Since the birth of the eDiscovery market over 15-years ago, George Jon’s sole mission has been to architect, deploy, and manage eDiscovery / Forensic solutions – providing the best end-user experience, agnostic of the application, for our portfolio of blue-chip clients (MNCs, Top AM 200 Law Firms, Service Providers, and ‘Big Four” advisory firms) worldwide.  

Through eDiscovery solution deployments from Toronto to Tokyo (not a hyperbole), George Jon’s expert team of infrastructure and application engineers have literally seen it all with regards to application performance issues. In our experience, there are usually two main culprits that hinder application performance in an eDiscovery environment:

  • Human error
  • Knowledge gaps associated with the appropriate resource provisioning of applications and basic adherence or understanding of an application workflow

In this week’s ‘GJ Tips and Tricks’ Blog series, we will be diving into the most common issues/ mistakes linked to the NUIX application and what remediation strategies our engineering team has employed to maximize the application throughput for eDiscovery and Forensics platforms across the globe.

In-house, IT teams and end users do not possess a fundamental knowledge of Nuix infrastructure design best practices, which inevitably leads to end users complaining about Nuix underperformance.

Properly configure the requisite drives in order to maximize throughput i.e. local vs. network and/or RAID configurations.

Provision the appropriate amount of memory needed in relation to various filetypes. This is especially crucial for accommodating containerized items, such as, PSTs, NSFs, and E01.

Properly assign the amount of CPU cores available relative to how many workers will be used for a processing, OCR, and/or export job.

End users must understand the relationship between memory configuration and Nuix in order to maximize performance and/or to keep the application from crashing.

Optimize item counters in order to minimize the load on the user interface.

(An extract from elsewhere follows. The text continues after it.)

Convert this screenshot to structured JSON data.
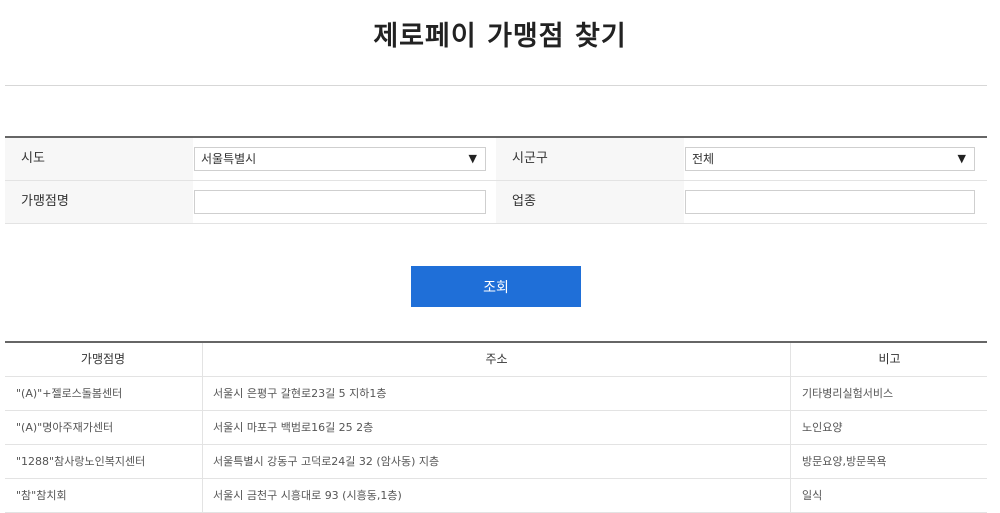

Many end users do not understand the full depth of Nuix’s capabilities and workflow. Moreover, users do not leverage the full-suite of the application’s features – allowing supplemental, sometimes less efficient eDiscovery applications to bare larger loads than necessary.

Search and tag. The ability to tag items from a list of search terms can be used instead of an STR in Relativity.

Leverage item sets. Item sets are used to create a group of documents that have been deduplicated at the family level as part of a workflow to promote items for review.

Employ the NUIX OCR feature if your system has version 8.6.

Conduct email threading. This workflow involves performing thread analysis on Nuix and results in the freeing up of resources for Relativity.

Use scripting and automation. With a feature-rich user interface, basic tasks can and should be automated via scripts in order to minimize the need to monitor processing and other parts of the workflow. This also has the added benefit of repeatability and greater defensibility.

If you found this information helpful and would like to tap into George Jon’s wealth of knowledge and experience, please contact us for a consultation. Our Subject Matter Experts (SMEs) are standing by, and we welcome the opportunity to optimize your eDiscovery environment capabilities and performance.